I was driving along a stretch of Roosevelt Street I rarely go to, but it was a necessary route on my mission to obtain Blue Ribbon paan masala (no betel nut) from an obscure international market. As I turned the car homewards, I was stopped at an intersection and noticed the large billboard to my right. In large letters it read, “Happy Anniversary to Deborah, my beautiful bride of 35 years!”. In the corner of the billboard was a tall man in a brown tuxedo, dark hair, long sideburns and a handlebar moustache. In front of him was a young woman wearing a bridal veil, a granny style wedding gown, her face glowing with happiness. It was a beautiful photo, taken straight from the 70s. And I thought to myself, “There is no way they look that good now, but that is how he still sees her.” At this point, the waterworks started.
I was reminded of a passage from Joan Didion’s The Year of Magical Thinking:
“… ‘you can love more than one person.’ Of course you can, but marriage is something different. Marriage is memory, marriage is time. ‘She didn’t know the songs,’ I recall being told that a friend of friend had said after an attempt to repeat the experience. Marriage is not only time: it is also, paradoxically, the denial of time. For forty years I saw myself through John’s eyes. I did not age. This year for the first time since I was twenty-nine I saw myself through the eyes of others.

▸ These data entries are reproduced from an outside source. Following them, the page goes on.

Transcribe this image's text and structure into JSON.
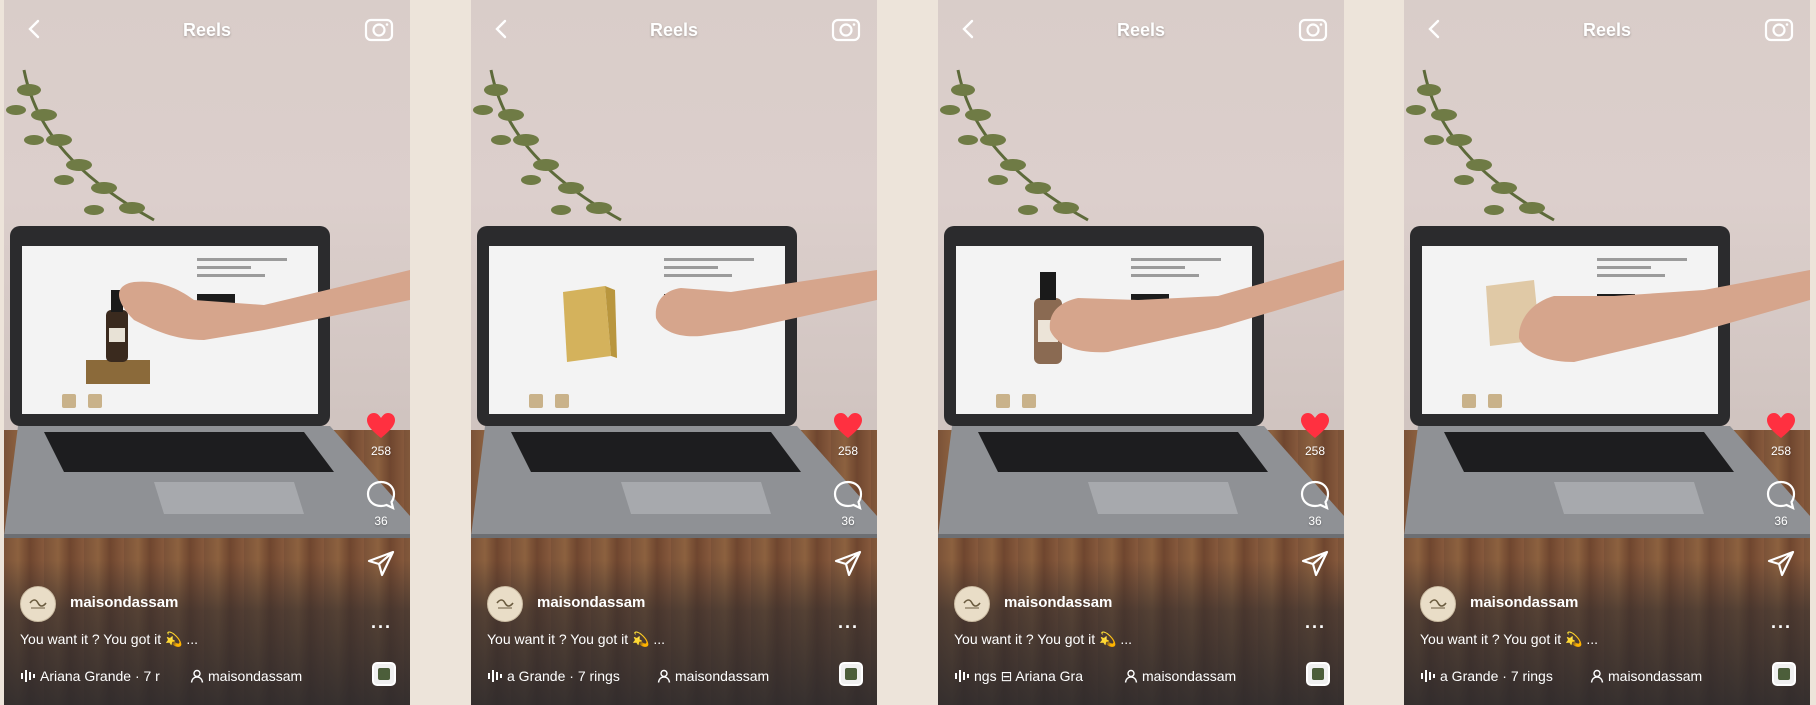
{
  "colors": {
    "like": "#ff3040",
    "background": "#ede4da",
    "text": "#ffffff"
  },
  "icons": [
    "back-chevron-icon",
    "camera-icon",
    "heart-icon",
    "comment-icon",
    "send-icon",
    "more-icon",
    "person-icon",
    "music-eq-icon"
  ],
  "screens": [
    {
      "title": "Reels",
      "likes": "258",
      "comments": "36",
      "more": "...",
      "username": "maisondassam",
      "caption": "You want it ? You got it 💫 ...",
      "music": "Ariana Grande · 7 r",
      "tag": "maisondassam"
    },
    {
      "title": "Reels",
      "likes": "258",
      "comments": "36",
      "more": "...",
      "username": "maisondassam",
      "caption": "You want it ? You got it 💫 ...",
      "music": "a Grande · 7 rings",
      "tag": "maisondassam"
    },
    {
      "title": "Reels",
      "likes": "258",
      "comments": "36",
      "more": "...",
      "username": "maisondassam",
      "caption": "You want it ? You got it 💫 ...",
      "music": "ngs ⊟ Ariana Gra",
      "tag": "maisondassam"
    },
    {
      "title": "Reels",
      "likes": "258",
      "comments": "36",
      "more": "...",
      "username": "maisondassam",
      "caption": "You want it ? You got it 💫 ...",
      "music": "a Grande · 7 rings",
      "tag": "maisondassam"
    }
  ]
}
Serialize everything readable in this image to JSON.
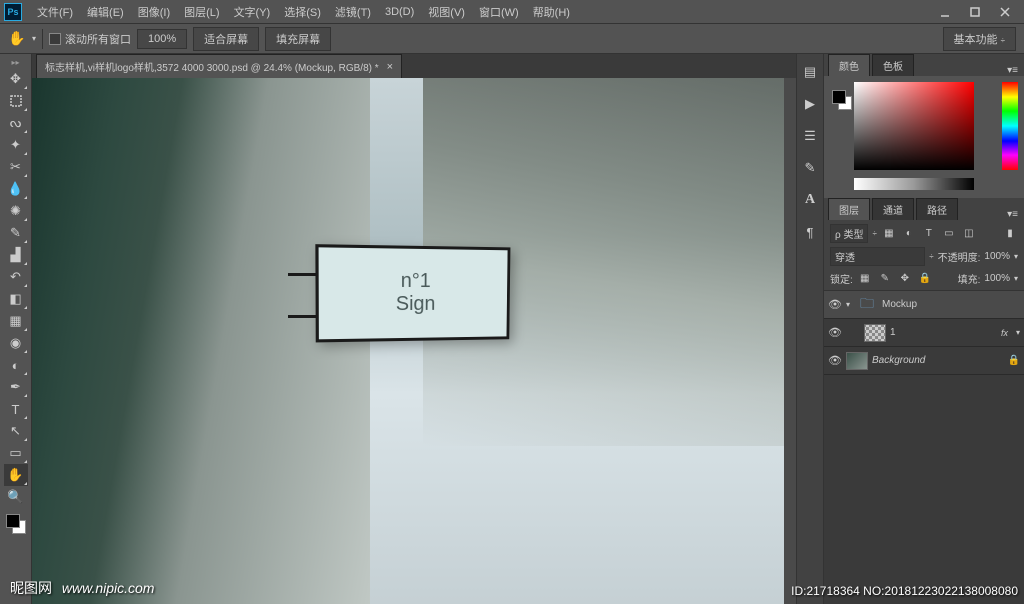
{
  "app": {
    "logo": "Ps"
  },
  "menu": {
    "file": "文件(F)",
    "edit": "编辑(E)",
    "image": "图像(I)",
    "layer": "图层(L)",
    "type": "文字(Y)",
    "select": "选择(S)",
    "filter": "滤镜(T)",
    "threed": "3D(D)",
    "view": "视图(V)",
    "window": "窗口(W)",
    "help": "帮助(H)"
  },
  "options": {
    "scroll_all": "滚动所有窗口",
    "zoom_level": "100%",
    "fit_screen": "适合屏幕",
    "fill_screen": "填充屏幕",
    "workspace": "基本功能"
  },
  "document": {
    "tab_title": "标志样机,vi样机logo样机,3572 4000 3000.psd @ 24.4% (Mockup, RGB/8) *"
  },
  "sign": {
    "line1": "n°1",
    "line2": "Sign"
  },
  "panels": {
    "color_tab": "颜色",
    "swatches_tab": "色板",
    "layers_tab": "图层",
    "channels_tab": "通道",
    "paths_tab": "路径"
  },
  "layers": {
    "kind_label": "ρ 类型",
    "blend_mode": "穿透",
    "opacity_label": "不透明度:",
    "opacity_value": "100%",
    "lock_label": "锁定:",
    "fill_label": "填充:",
    "fill_value": "100%",
    "items": [
      {
        "name": "Mockup",
        "type": "group"
      },
      {
        "name": "1",
        "type": "layer",
        "fx": "fx"
      },
      {
        "name": "Background",
        "type": "bg"
      }
    ]
  },
  "watermark": {
    "brand": "昵图网",
    "site": "www.nipic.com"
  },
  "footer": {
    "id": "ID:21718364 NO:20181223022138008080"
  }
}
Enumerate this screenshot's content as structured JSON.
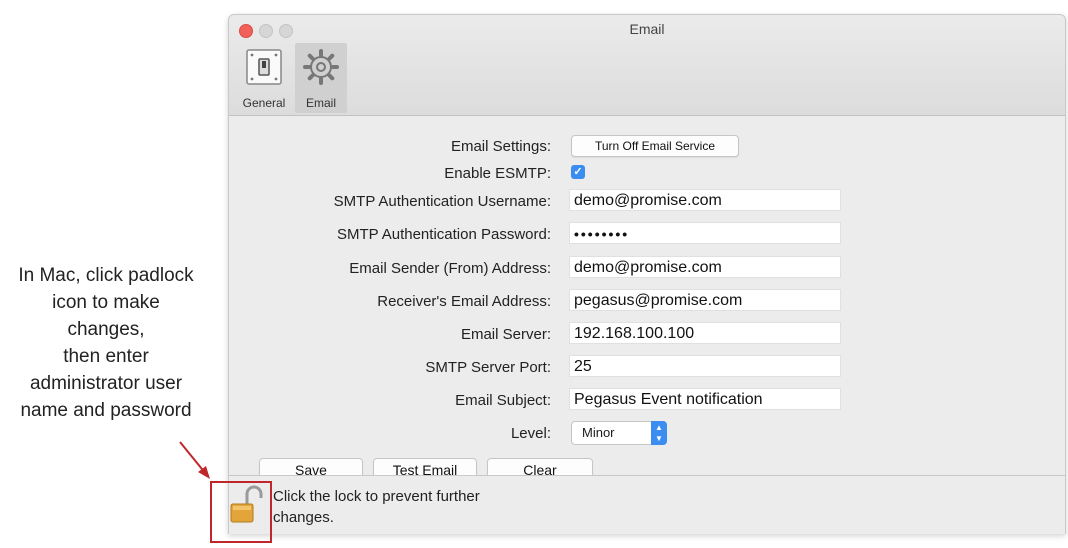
{
  "annotation": {
    "lines": [
      "In Mac, click padlock",
      "icon to make",
      "changes,",
      "then enter",
      "administrator user",
      "name and password"
    ],
    "color": "#c0272d"
  },
  "window": {
    "title": "Email",
    "toolbar": [
      {
        "label": "General",
        "icon": "general-switch-icon"
      },
      {
        "label": "Email",
        "icon": "gear-icon"
      }
    ]
  },
  "form": {
    "email_settings": {
      "label": "Email Settings:",
      "button": "Turn Off Email Service"
    },
    "enable_esmtp": {
      "label": "Enable ESMTP:",
      "checked": true
    },
    "smtp_username": {
      "label": "SMTP Authentication Username:",
      "value": "demo@promise.com"
    },
    "smtp_password": {
      "label": "SMTP Authentication Password:",
      "value": "••••••••"
    },
    "sender_address": {
      "label": "Email Sender (From) Address:",
      "value": "demo@promise.com"
    },
    "receiver_address": {
      "label": "Receiver's Email Address:",
      "value": "pegasus@promise.com"
    },
    "email_server": {
      "label": "Email Server:",
      "value": "192.168.100.100"
    },
    "smtp_port": {
      "label": "SMTP Server Port:",
      "value": "25"
    },
    "email_subject": {
      "label": "Email Subject:",
      "value": "Pegasus Event notification"
    },
    "level": {
      "label": "Level:",
      "value": "Minor"
    }
  },
  "actions": {
    "save": "Save",
    "test_email": "Test Email",
    "clear": "Clear"
  },
  "footer": {
    "lock_line1": "Click the lock to prevent further",
    "lock_line2": "changes.",
    "lock_icon": "padlock-open-icon"
  },
  "colors": {
    "accent": "#3b8df0",
    "close": "#f2605a",
    "highlight_box": "#c0272d"
  }
}
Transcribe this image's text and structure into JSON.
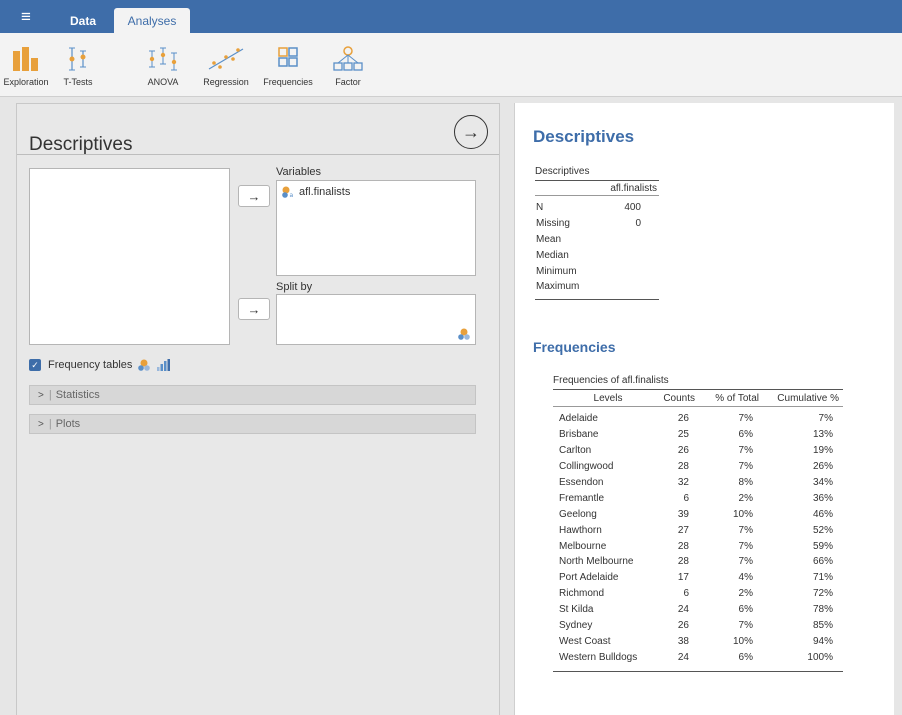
{
  "app": {
    "menu_glyph": "≡",
    "tabs": [
      {
        "label": "Data",
        "active": false
      },
      {
        "label": "Analyses",
        "active": true
      }
    ],
    "accent_color": "#3e6da9"
  },
  "ribbon": {
    "buttons": [
      {
        "label": "Exploration",
        "icon": "exploration-icon"
      },
      {
        "label": "T-Tests",
        "icon": "ttests-icon"
      },
      {
        "label": "ANOVA",
        "icon": "anova-icon"
      },
      {
        "label": "Regression",
        "icon": "regression-icon"
      },
      {
        "label": "Frequencies",
        "icon": "frequencies-icon"
      },
      {
        "label": "Factor",
        "icon": "factor-icon"
      }
    ]
  },
  "options": {
    "title": "Descriptives",
    "move_arrow": "→",
    "go_glyph": "→",
    "variables_label": "Variables",
    "variables": [
      "afl.finalists"
    ],
    "split_by_label": "Split by",
    "frequency_tables_label": "Frequency tables",
    "frequency_tables_checked": true,
    "check_glyph": "✓",
    "sections": [
      {
        "label": "Statistics",
        "expanded": false
      },
      {
        "label": "Plots",
        "expanded": false
      }
    ],
    "chevron": ">",
    "separator": "|"
  },
  "results": {
    "heading": "Descriptives",
    "descriptives_table": {
      "title": "Descriptives",
      "column": "afl.finalists",
      "rows": [
        {
          "stat": "N",
          "value": "400"
        },
        {
          "stat": "Missing",
          "value": "0"
        },
        {
          "stat": "Mean",
          "value": ""
        },
        {
          "stat": "Median",
          "value": ""
        },
        {
          "stat": "Minimum",
          "value": ""
        },
        {
          "stat": "Maximum",
          "value": ""
        }
      ]
    },
    "frequencies_heading": "Frequencies",
    "frequencies_table": {
      "title": "Frequencies of afl.finalists",
      "headers": [
        "Levels",
        "Counts",
        "% of Total",
        "Cumulative %"
      ],
      "rows": [
        [
          "Adelaide",
          "26",
          "7%",
          "7%"
        ],
        [
          "Brisbane",
          "25",
          "6%",
          "13%"
        ],
        [
          "Carlton",
          "26",
          "7%",
          "19%"
        ],
        [
          "Collingwood",
          "28",
          "7%",
          "26%"
        ],
        [
          "Essendon",
          "32",
          "8%",
          "34%"
        ],
        [
          "Fremantle",
          "6",
          "2%",
          "36%"
        ],
        [
          "Geelong",
          "39",
          "10%",
          "46%"
        ],
        [
          "Hawthorn",
          "27",
          "7%",
          "52%"
        ],
        [
          "Melbourne",
          "28",
          "7%",
          "59%"
        ],
        [
          "North Melbourne",
          "28",
          "7%",
          "66%"
        ],
        [
          "Port Adelaide",
          "17",
          "4%",
          "71%"
        ],
        [
          "Richmond",
          "6",
          "2%",
          "72%"
        ],
        [
          "St Kilda",
          "24",
          "6%",
          "78%"
        ],
        [
          "Sydney",
          "26",
          "7%",
          "85%"
        ],
        [
          "West Coast",
          "38",
          "10%",
          "94%"
        ],
        [
          "Western Bulldogs",
          "24",
          "6%",
          "100%"
        ]
      ]
    }
  }
}
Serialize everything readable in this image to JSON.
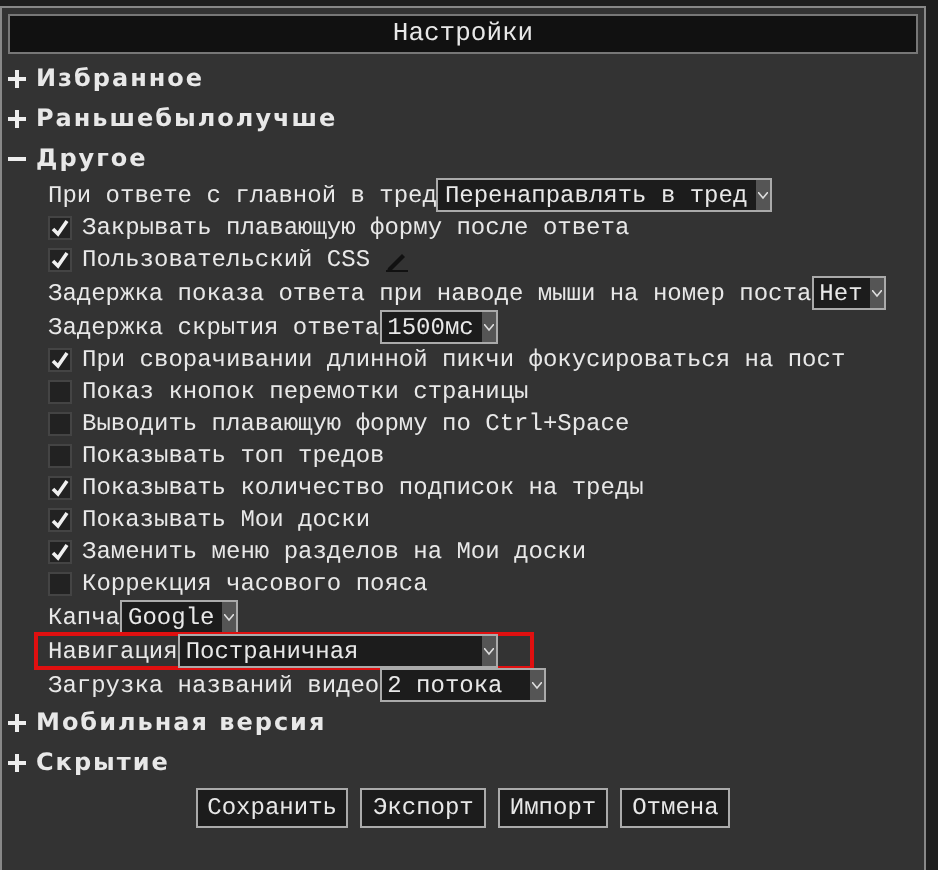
{
  "window": {
    "title": "Настройки"
  },
  "sections": [
    {
      "label": "Избранное",
      "expanded": false
    },
    {
      "label": "Раньшебылолучше",
      "expanded": false
    },
    {
      "label": "Другое",
      "expanded": true,
      "items": [
        {
          "kind": "select",
          "label": "При ответе с главной в тред",
          "value": "Перенаправлять в тред"
        },
        {
          "kind": "checkbox",
          "label": "Закрывать плавающую форму после ответа",
          "checked": true
        },
        {
          "kind": "checkbox",
          "label": "Пользовательский CSS",
          "checked": true,
          "editable": true
        },
        {
          "kind": "select",
          "label": "Задержка показа ответа при наводе мыши на номер поста",
          "value": "Нет"
        },
        {
          "kind": "select",
          "label": "Задержка скрытия ответа",
          "value": "1500мс"
        },
        {
          "kind": "checkbox",
          "label": "При сворачивании длинной пикчи фокусироваться на пост",
          "checked": true
        },
        {
          "kind": "checkbox",
          "label": "Показ кнопок перемотки страницы",
          "checked": false
        },
        {
          "kind": "checkbox",
          "label": "Выводить плавающую форму по Ctrl+Space",
          "checked": false
        },
        {
          "kind": "checkbox",
          "label": "Показывать топ тредов",
          "checked": false
        },
        {
          "kind": "checkbox",
          "label": "Показывать количество подписок на треды",
          "checked": true
        },
        {
          "kind": "checkbox",
          "label": "Показывать Мои доски",
          "checked": true
        },
        {
          "kind": "checkbox",
          "label": "Заменить меню разделов на Мои доски",
          "checked": true
        },
        {
          "kind": "checkbox",
          "label": "Коррекция часового пояса",
          "checked": false
        },
        {
          "kind": "select",
          "label": "Капча",
          "value": "Google"
        },
        {
          "kind": "select",
          "label": "Навигация",
          "value": "Постраничная",
          "highlighted": true
        },
        {
          "kind": "select",
          "label": "Загрузка названий видео",
          "value": "2 потока"
        }
      ]
    },
    {
      "label": "Мобильная версия",
      "expanded": false
    },
    {
      "label": "Скрытие",
      "expanded": false
    }
  ],
  "buttons": [
    "Сохранить",
    "Экспорт",
    "Импорт",
    "Отмена"
  ]
}
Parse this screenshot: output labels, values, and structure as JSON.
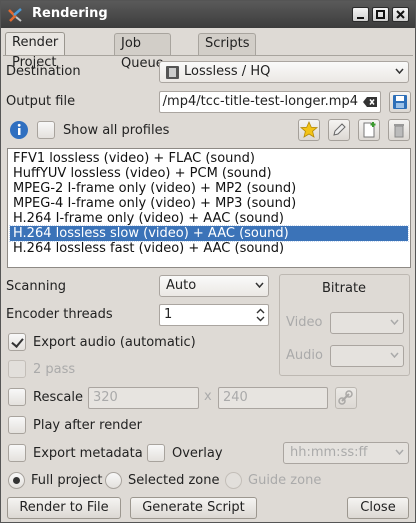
{
  "window": {
    "title": "Rendering"
  },
  "tabs": [
    "Render Project",
    "Job Queue",
    "Scripts"
  ],
  "destination": {
    "label": "Destination",
    "value": "Lossless / HQ"
  },
  "output": {
    "label": "Output file",
    "value": "/mp4/tcc-title-test-longer.mp4"
  },
  "profiles": {
    "show_all_label": "Show all profiles",
    "items": [
      "FFV1 lossless (video) + FLAC (sound)",
      "HuffYUV lossless (video) + PCM (sound)",
      "MPEG-2 I-frame only (video) + MP2 (sound)",
      "MPEG-4 I-frame only (video) + MP3 (sound)",
      "H.264 I-frame only (video) + AAC (sound)",
      "H.264 lossless slow (video) + AAC (sound)",
      "H.264 lossless fast (video) + AAC (sound)"
    ],
    "selected_index": 5
  },
  "scanning": {
    "label": "Scanning",
    "value": "Auto"
  },
  "threads": {
    "label": "Encoder threads",
    "value": "1"
  },
  "bitrate": {
    "title": "Bitrate",
    "video_label": "Video",
    "audio_label": "Audio"
  },
  "export_audio": {
    "label": "Export audio (automatic)",
    "checked": true
  },
  "two_pass": {
    "label": "2 pass"
  },
  "rescale": {
    "label": "Rescale",
    "width": "320",
    "x": "x",
    "height": "240"
  },
  "play_after": {
    "label": "Play after render"
  },
  "export_metadata": {
    "label": "Export metadata"
  },
  "overlay": {
    "label": "Overlay",
    "value": "hh:mm:ss:ff"
  },
  "zone": {
    "full": "Full project",
    "selected": "Selected zone",
    "guide": "Guide zone"
  },
  "buttons": {
    "render": "Render to File",
    "generate": "Generate Script",
    "close": "Close"
  },
  "colors": {
    "selection": "#3b73b8",
    "titlebar": "#444444"
  }
}
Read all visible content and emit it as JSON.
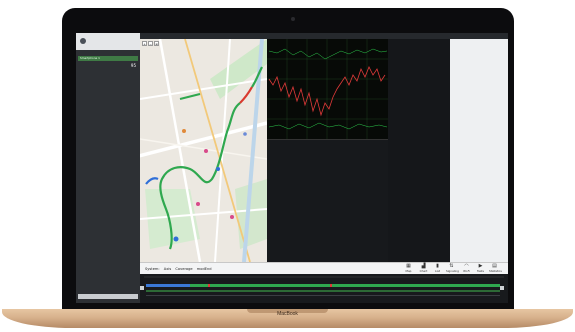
{
  "laptop": {
    "brand": "MacBook"
  },
  "left_panel": {
    "selected_device": "Smartphone 1",
    "device_value": "95"
  },
  "status_bar": {
    "system_label": "System:",
    "system_value": "Axis",
    "coverage_label": "Coverage",
    "coverage_value": "modEnd"
  },
  "toolbar": [
    {
      "label": "Map",
      "icon": "map-icon"
    },
    {
      "label": "Chart",
      "icon": "chart-icon"
    },
    {
      "label": "List",
      "icon": "list-icon"
    },
    {
      "label": "Signaling",
      "icon": "signaling-icon"
    },
    {
      "label": "Wi-Fi",
      "icon": "wifi-icon"
    },
    {
      "label": "Tests",
      "icon": "play-icon"
    },
    {
      "label": "Statistics",
      "icon": "clipboard-icon"
    }
  ],
  "colors": {
    "route_green": "#2fa84f",
    "route_blue": "#2f6fd8",
    "route_red": "#d93a2f",
    "graph_red": "#e23a3a",
    "graph_green": "#2ccd4c",
    "selected": "#3f7a45"
  }
}
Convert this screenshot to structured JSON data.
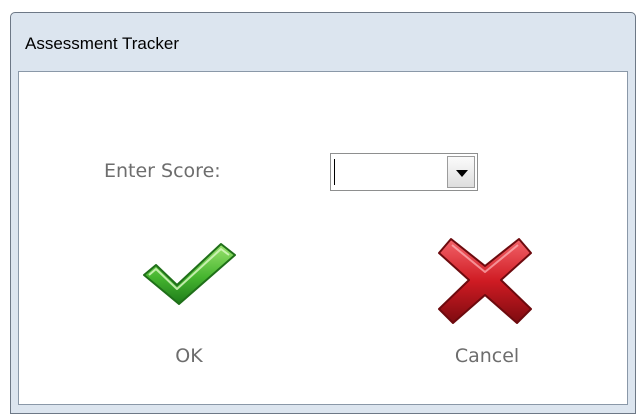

This year for the first time since I was twenty-nine I realized that my image of myself was of someone significantly younger.” p. 197